* TASK OBJECTIVE *
Repeat the data in full. Every line must match.
☆ ☆ ☆ ☆ ☆ ☆ ☆
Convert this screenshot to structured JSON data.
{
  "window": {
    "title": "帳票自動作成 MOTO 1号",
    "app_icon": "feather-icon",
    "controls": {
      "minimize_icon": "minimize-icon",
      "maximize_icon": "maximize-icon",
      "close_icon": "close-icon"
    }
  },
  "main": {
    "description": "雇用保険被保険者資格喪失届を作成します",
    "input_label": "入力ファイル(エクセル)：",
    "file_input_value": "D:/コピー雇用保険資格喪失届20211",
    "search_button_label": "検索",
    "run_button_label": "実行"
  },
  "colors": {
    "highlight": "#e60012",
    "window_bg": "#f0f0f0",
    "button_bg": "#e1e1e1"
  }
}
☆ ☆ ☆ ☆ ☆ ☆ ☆
* OUTPUT OF THE EXERCISE *
Convert this screenshot to structured JSON data.
{
  "window": {
    "title": "帳票自動作成 MOTO 1号",
    "app_icon": "feather-icon",
    "controls": {
      "minimize_icon": "minimize-icon",
      "maximize_icon": "maximize-icon",
      "close_icon": "close-icon"
    }
  },
  "main": {
    "description": "雇用保険被保険者資格喪失届を作成します",
    "input_label": "入力ファイル(エクセル)：",
    "file_input_value": "D:/コピー雇用保険資格喪失届20211",
    "search_button_label": "検索",
    "run_button_label": "実行"
  },
  "colors": {
    "highlight": "#e60012",
    "window_bg": "#f0f0f0",
    "button_bg": "#e1e1e1"
  }
}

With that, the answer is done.